- Exercise details
Only lines containing the string "niedrige" belong in the answer; copy all of them from the entries.

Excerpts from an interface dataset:
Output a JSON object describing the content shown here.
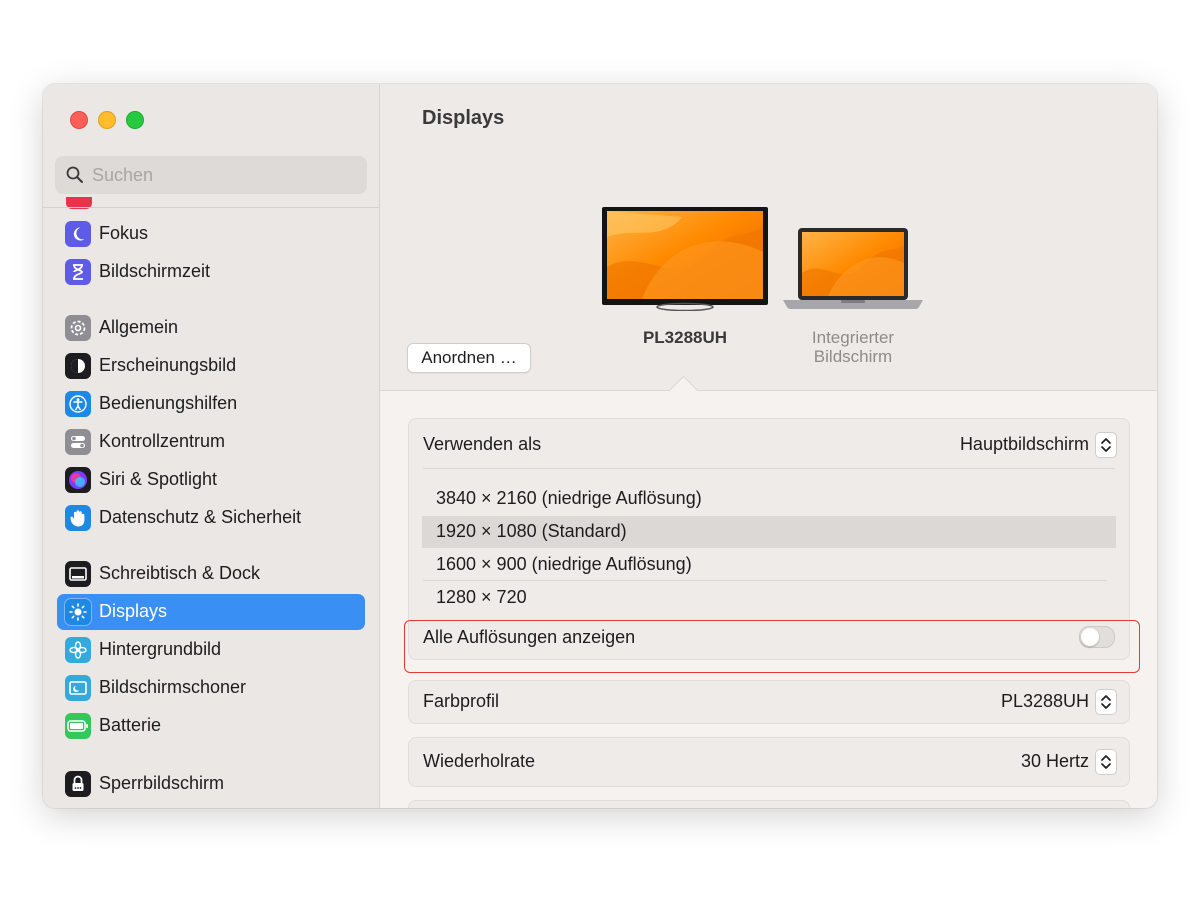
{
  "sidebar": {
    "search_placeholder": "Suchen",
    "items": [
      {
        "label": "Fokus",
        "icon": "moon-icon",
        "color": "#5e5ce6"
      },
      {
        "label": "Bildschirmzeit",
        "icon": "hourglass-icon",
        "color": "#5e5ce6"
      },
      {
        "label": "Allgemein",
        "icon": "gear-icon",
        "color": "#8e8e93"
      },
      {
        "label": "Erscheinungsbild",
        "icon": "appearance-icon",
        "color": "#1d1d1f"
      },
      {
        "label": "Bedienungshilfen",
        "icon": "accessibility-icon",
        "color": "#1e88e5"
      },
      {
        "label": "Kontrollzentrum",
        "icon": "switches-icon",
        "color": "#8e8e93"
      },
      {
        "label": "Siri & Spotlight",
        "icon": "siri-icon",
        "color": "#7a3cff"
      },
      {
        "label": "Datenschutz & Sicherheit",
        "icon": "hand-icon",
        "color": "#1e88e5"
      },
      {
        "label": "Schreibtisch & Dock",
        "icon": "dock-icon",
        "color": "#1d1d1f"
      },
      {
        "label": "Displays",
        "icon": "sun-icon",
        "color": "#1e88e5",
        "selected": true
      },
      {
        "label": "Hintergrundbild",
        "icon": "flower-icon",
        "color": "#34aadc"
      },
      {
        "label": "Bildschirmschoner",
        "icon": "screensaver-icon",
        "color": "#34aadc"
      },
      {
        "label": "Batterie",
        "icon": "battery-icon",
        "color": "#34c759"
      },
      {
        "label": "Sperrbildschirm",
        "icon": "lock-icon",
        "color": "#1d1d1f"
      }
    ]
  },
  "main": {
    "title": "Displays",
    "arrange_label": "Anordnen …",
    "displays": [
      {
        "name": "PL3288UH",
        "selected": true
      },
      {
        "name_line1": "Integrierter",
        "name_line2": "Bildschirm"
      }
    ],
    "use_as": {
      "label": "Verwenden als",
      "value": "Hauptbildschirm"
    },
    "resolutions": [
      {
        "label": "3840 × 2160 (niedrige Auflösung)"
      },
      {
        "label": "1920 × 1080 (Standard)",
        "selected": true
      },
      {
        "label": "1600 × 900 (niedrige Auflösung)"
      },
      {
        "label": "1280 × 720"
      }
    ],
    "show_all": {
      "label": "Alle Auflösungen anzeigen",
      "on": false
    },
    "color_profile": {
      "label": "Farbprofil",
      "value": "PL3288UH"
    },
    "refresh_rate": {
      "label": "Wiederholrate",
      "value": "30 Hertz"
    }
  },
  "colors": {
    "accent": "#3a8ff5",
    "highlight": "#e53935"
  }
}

- Reply to the task
        "label": "3840 × 2160 (niedrige Auflösung)"
        "label": "1600 × 900 (niedrige Auflösung)"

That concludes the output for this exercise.